  • Some insecticides that move systemically within plants can be applied to the soil to control elm leaf beetles

Elm Bark Beetle

  • Elm bark beetles measure from 1/12 to 1/6-inch long and are covered in stiff, yellowish hairs
  • Beetles dig small holes into trees and lay eggs underneath the bark layer
  • Elm bark beetles spread Dutch elm disease
  • Effective treatment involves killing the beetles before they bore into the bark in fall and when they first emerge in spring

Elm Tree Care And Treatment Options


Chemical controls can effectively control pests like elm leaf beetles, elm bark beetles, and aphids.

Treatment with Bacistat trunk injection: When your body has an infection, you take an antibiotic. Bacistat is an antibiotic for your trees! It can be applied yearly in April-May. We recommend treatment every 2 years to limit trunk damage. Bacistat will reduce only the twig stage, not the blossom stage of infection. Optimal results with Bacistat occur when applied prior to the onset of visual symptoms.

Elm tree fungal and bacterial diseases develop in trees that are stressed or injured. Healthy trees can fight off infection! Here are our recommendations on best seasonal practices for keeping elm trees in tip-top shape:
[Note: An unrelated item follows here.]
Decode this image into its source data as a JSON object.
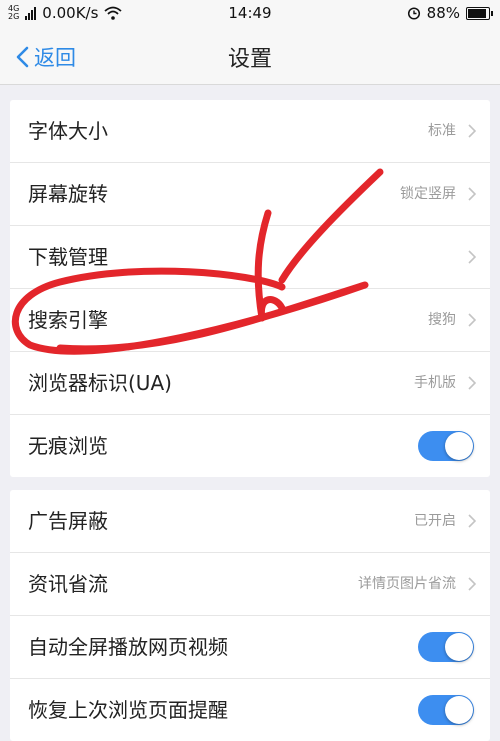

  • Watering: proper watering is an overlooked but very important tree care practice. Some elm varieties are prone to fungi related diseases if their soil becomes too saturated with water, and other times the damage can occur if there isn’t enough water. We can provide expert consultation on how much water you should be giving your elms, and how often.
  • Fertilization: for many elm species, even the ones commonly found in Denver, the high alkaline soil can lead to problems with chlorosis. The best way to neutralize this threat is with the right fertilizer application. Balancing the soil and getting your trees the nutrients they crave will keep them strong and healthy.
  • Tree trimming: annual pruning and trimming help elm trees keep their beautiful shape and foliage. Trimming damaged or slightly infected branches can save the whole tree!

To learn more, schedule a complimentary on-site disease diagnosis of your elm trees. One of our arbor experts will walk you through our four-step approach for treating elm trees and create a custom plan for the unique needs of your trees!